In the journal Nature Physics, the researchers write that following electrons in such fine detail constitutes a first step toward controlling electrons’ behavior inside matter—and thus the first step down a long and complicated road that could eventually lead to the ability to create new states of matter at will.
One immediate consequence is that researchers can now classify the quantum mechanical behavior of electrons from different atoms, explained project leader Louis DiMauro, Hagenlocker Chair and professor of physics at The Ohio State University.
“Now we can look at an electron and decipher its early history. We can ask how is it different if it came from a helium atom or a neon atom, for instance,” he said.
But the researchers’ ultimate goal is to map quantum mechanical systems—which apply to the ultra-small world—on a much larger scale so they can eventually direct the movements of sub-atomic particles inside a molecule.
“If you think of each snapshot we take as a frame in a movie, maybe someday we could stop the movie at one particular frame and change what happens next—say, by poking an electron with light and changing its direction. It would be like going inside a chemical reaction and making the reaction happen in a different way than it would naturally,” DiMauro said.
Essentially, he and physics doctoral student Dietrich Kiesewetter and their colleagues have proven that a well-established laboratory technique for studying free electrons could be used to study electrons that are not quite free yet, but rather in the process of exiting an atom.
Electrons behave differently when they can feel the tug of sub-atomic forces from a nucleus and neighbor electrons, and the farther away they get from an atom, those forces diminish. Though breaking free takes less than a femtosecond (one quadrillionth of a second), this study shows how an electron’s momentum changes many times along the way as it loses contact with individual parts of the atom. Those changes take place on the scale of attoseconds (thousandths of a femtosecond, or quintillionths of a second).
The technique the researchers used is called RABBITT, or Reconstruction of Attosecond Beating By Interfering Two-photon Transitions, and it involves hitting the atoms in a gas with light to reveal quantum mechanical information. It’s been around for nearly 15 years, and has become a standard procedure for studying processes that happen on very short timescales.

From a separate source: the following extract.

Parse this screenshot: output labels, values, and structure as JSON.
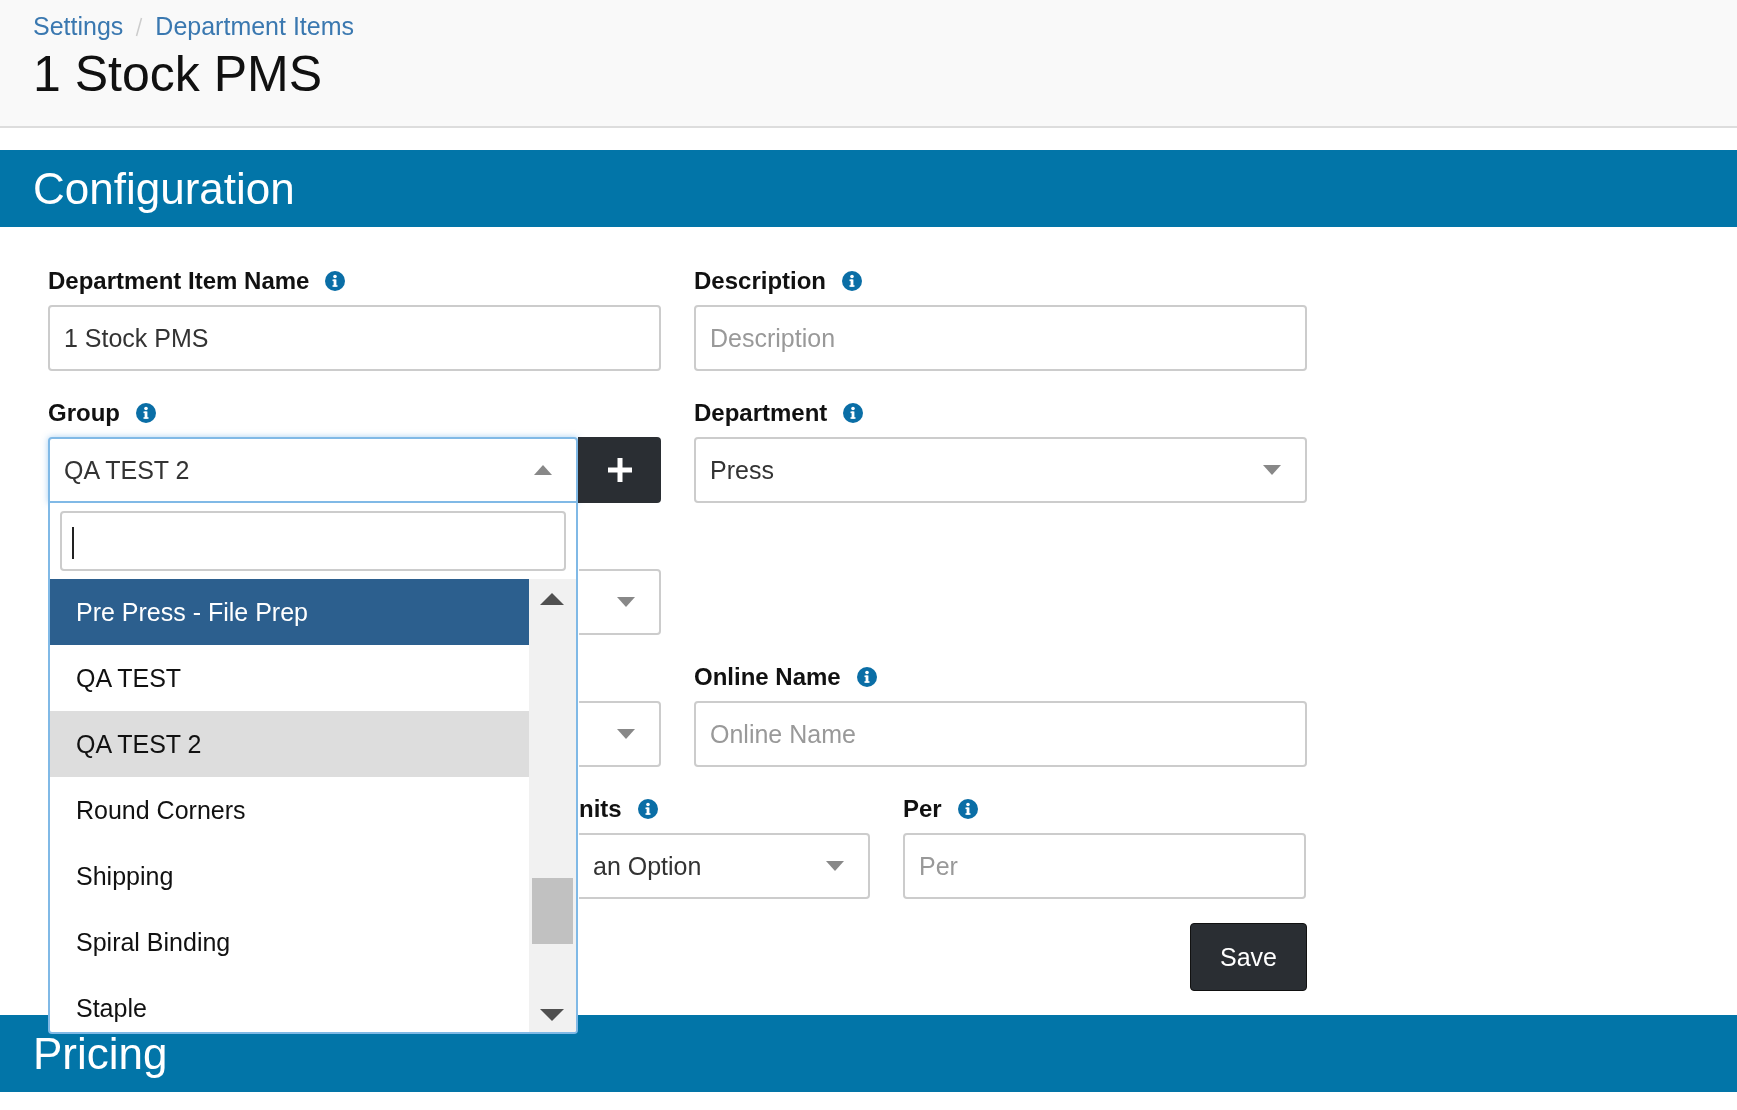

Not all the quantum mechanical information that comes from RABBITT is usable, however—or, at least, not all of it was thought to be usable until now. That’s why they’ve dubbed their version of the technique RABBITT+.
“We’re using the information that other people would throw away, the part that comes from close to the nucleus of the atom, because the data always seemed too complex to decipher,” DiMauro said. “We developed a model that shows we can extract some simple but important information from the more complex information.”

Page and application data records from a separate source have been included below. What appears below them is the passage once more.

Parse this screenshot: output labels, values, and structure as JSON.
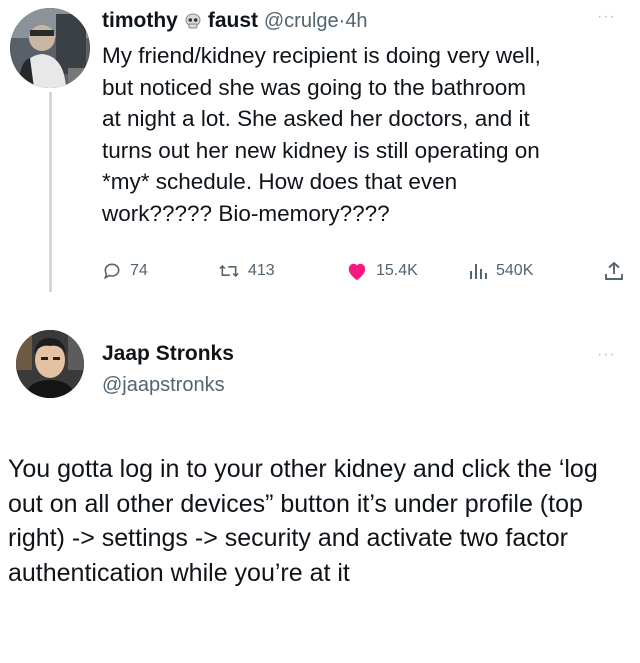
{
  "tweet1": {
    "display_name": "timothy",
    "display_name_suffix": "faust",
    "handle": "@crulge",
    "separator": "·",
    "time": "4h",
    "more": "···",
    "text": "My friend/kidney recipient is doing very well,\nbut noticed she was going to the bathroom\nat night a lot. She asked her doctors, and it\nturns out her new kidney is still operating on\n*my* schedule. How does that even\nwork????? Bio-memory????",
    "stats": {
      "replies": "74",
      "retweets": "413",
      "likes": "15.4K",
      "views": "540K"
    },
    "icons": {
      "reply": "reply-icon",
      "retweet": "retweet-icon",
      "like": "heart-icon",
      "views": "views-chart-icon",
      "share": "share-icon"
    },
    "colors": {
      "like": "#f91880"
    }
  },
  "tweet2": {
    "display_name": "Jaap Stronks",
    "handle": "@jaapstronks",
    "more": "···",
    "text": "You gotta log in to your other kidney and click the ‘log out on all other devices” button it’s under profile (top right) -> settings -> security and activate two factor authentication while you’re at it"
  }
}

DiMauro credited Robert Jones, the Francis H. Smith Professor of Physics at the University of Virginia, with working out key elements of the model that made the information useful. Other co-authors of the paper include Pierre Agostini, professor of physics at Ohio State, and former doctoral students Stephen Schoun and Antoine Camper, who have since graduated.
This work was funded by the U.S. Department of Energy, Office of Science.
This drawing illustrates the path of packets of light waves (blue dashed line, moving right to left), as they hit an atom (white sphere with green nucleus) and an electron is knocked free (purple dashed line, moving left to right). The red laser light waves below serve as a frame of reference, so researchers can observe the momentum of the electron as it gets farther from the atom. Image courtesy of Robert Jones, University of Virginia.